Field testing was required to validate any modelled sweep given the current and future seismic objectives. With background knowledge of the spectral content of the existing data, sweeps were designed to optimize both the PP & PS data. These data have differing requirements– a broad spectrum for PP, and a strong low end requirement for PS data.
The challenge was to design a sweep that moves smoothly through the bandwidth, dwelling in areas where energy is attenuated, and transitioning between ranges without causing artifacts, from harmonic feedback. Seven sweeps were brought forward for refinement prior to being executed in the field. Three sweeps were included for benchmarking: A traditional linear sweep, a simple high dwell and a low dwell sweep.
In February 2014 a 1.4km 2D line was acquired using our standard dynamite source parameters and the seven test sweeps. These lines were processed and analysis was performed on stacks and gathers. In addition, optimal sweep effort and bin size were also established through decimation of the dataset.
This initial test clearly proved that an appropriate Vibroseis sweep could replace dynamite on future 3D surveys in the area.
In January 2015 prior to 3D acquisition, two additional 2D test lines were acquired each with differing near surface issues. This test also served as a ‘final check’ for Vibroseis acquisition with poor near surface conditions.
During our analysis it became clear that the bandwidth of the data had been extended beyond dynamite bandwidth. This prompted a reduction in the bin size as better lateral resolution was attainable. The 3D geometry was redesigned to a natural bin of 10x10m with a natural fold of 18 at the target zone.
In February 2015, a 37 km2 3D was acquired with Vibroseis and a redefined orthogonal design. Some of the 20% savings associated with Vibroseis acquisition was diminished by the additional costs to decrease the line spacing. However additional savings were achieved through sweep effort optimization.
The actual acquisition costs were reduced by 22.5% over the equivalent dynamite survey.

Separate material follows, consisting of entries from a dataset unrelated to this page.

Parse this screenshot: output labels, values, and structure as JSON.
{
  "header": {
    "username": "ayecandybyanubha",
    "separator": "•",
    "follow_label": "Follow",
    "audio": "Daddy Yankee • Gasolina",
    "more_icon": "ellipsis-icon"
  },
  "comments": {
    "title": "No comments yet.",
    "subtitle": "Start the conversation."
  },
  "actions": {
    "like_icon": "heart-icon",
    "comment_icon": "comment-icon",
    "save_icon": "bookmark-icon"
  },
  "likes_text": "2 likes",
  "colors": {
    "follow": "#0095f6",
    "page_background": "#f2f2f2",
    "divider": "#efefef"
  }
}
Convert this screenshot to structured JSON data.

In our area the response of the PP data proved Vibroseis to be a viable alternative to dynamite. However 2D test lines showed the PS data at the reservoir level while adequate was poorer than data acquired with the dynamite source.

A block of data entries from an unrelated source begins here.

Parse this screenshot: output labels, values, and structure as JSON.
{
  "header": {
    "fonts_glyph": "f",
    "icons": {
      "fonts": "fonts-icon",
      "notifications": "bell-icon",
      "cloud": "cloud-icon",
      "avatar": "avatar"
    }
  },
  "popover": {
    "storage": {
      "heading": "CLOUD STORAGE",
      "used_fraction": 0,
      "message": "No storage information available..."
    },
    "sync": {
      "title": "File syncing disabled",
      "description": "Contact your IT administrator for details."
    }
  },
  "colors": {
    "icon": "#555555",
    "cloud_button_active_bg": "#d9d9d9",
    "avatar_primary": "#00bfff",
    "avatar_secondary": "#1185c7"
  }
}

Through design and testing of various sweeps we have been able to go beyond simple linear or high/low dwell parameters to a stable segmented sweep which is well behaved and replaces dynamite in this area. As the frequency response varies on a regional basis, we plan on future testing in areas where we operate.

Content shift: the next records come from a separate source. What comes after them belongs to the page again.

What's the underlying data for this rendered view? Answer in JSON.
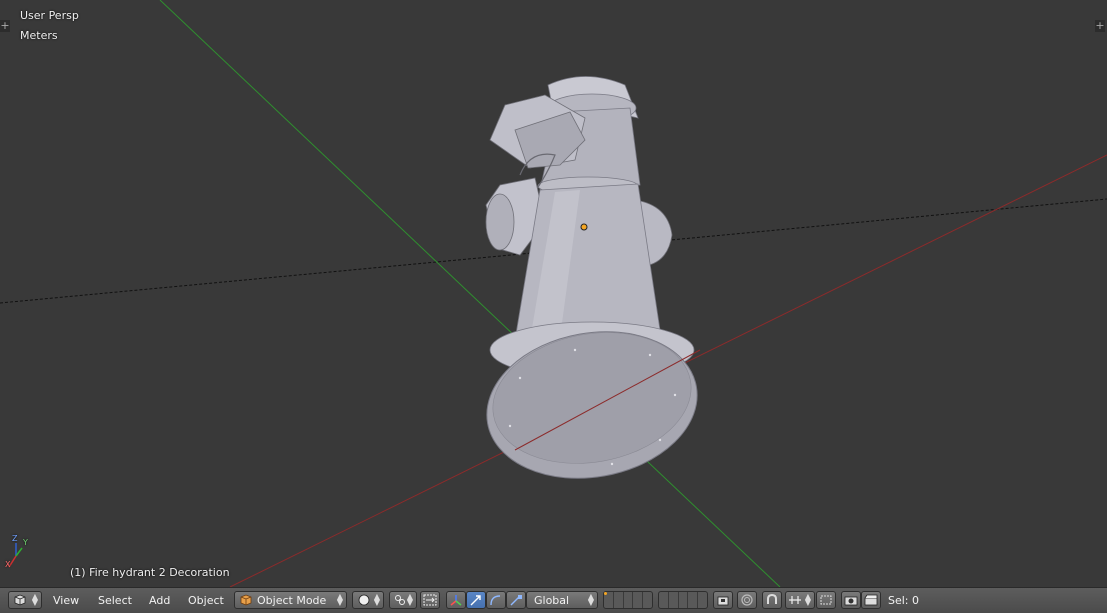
{
  "viewport": {
    "view_label": "User Persp",
    "units_label": "Meters",
    "object_label": "(1) Fire hydrant 2 Decoration",
    "axis_labels": {
      "x": "X",
      "y": "Y",
      "z": "Z"
    },
    "colors": {
      "background": "#393939",
      "x_axis": "#8c2b2b",
      "y_axis": "#2f8f2f",
      "origin": "#f5a623",
      "model": "#b8b8c2"
    }
  },
  "header": {
    "editor_type_icon": "view3d-icon",
    "menus": [
      "View",
      "Select",
      "Add",
      "Object"
    ],
    "mode": {
      "label": "Object Mode",
      "icon": "cube-icon"
    },
    "shading_icon": "solid-sphere-icon",
    "pivot_icon": "pivot-icon",
    "manipulator_icons": [
      "manipulator-axes-icon",
      "translate-icon",
      "rotate-icon",
      "scale-icon"
    ],
    "orientation": "Global",
    "layers_icon": "layers-grid-icon",
    "lock_icon": "camera-lock-icon",
    "proportional_icon": "proportional-edit-icon",
    "snap_icon": "snap-magnet-icon",
    "snap_target_icon": "snap-target-icon",
    "render_icons": [
      "opengl-render-icon",
      "opengl-anim-icon"
    ],
    "sel_text": "Sel: 0"
  }
}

About the Author(s)
Ann O’Byrne obtained her MSc. in Experimental Physics from Trinity College Dublin in 1981. After three years of processing at Geo-X Systems Ltd., she joined the seismic processing group at PanCanadian Petroleum Ltd.
Since then, Ann has spent her career in seismic data processing quality control, closing the gap between the processor and interpreter. Her experience spans the WCSB, East Coast Canada, and the Mackenzie Delta. Internationally, she has been involved in numerous projects through the Middle East and from Brazil and the Gulf of Mexico to Greenland and Australia.
Over the years at PanCanadian, subsequently EnCana and now Cenovus, Ann has had worked alongside many geophysicists and processing centers to advance the science, while tackling real data challenges. Ann has also been involved in the new grad training program for geophysicists.
Ann’s current role is in the Geosciences COE at Cenovus, where she is focused on heavy oil resources in northern Alberta. She is also involved in 3D acquisition design as it relates to processing and ultimate interpretation.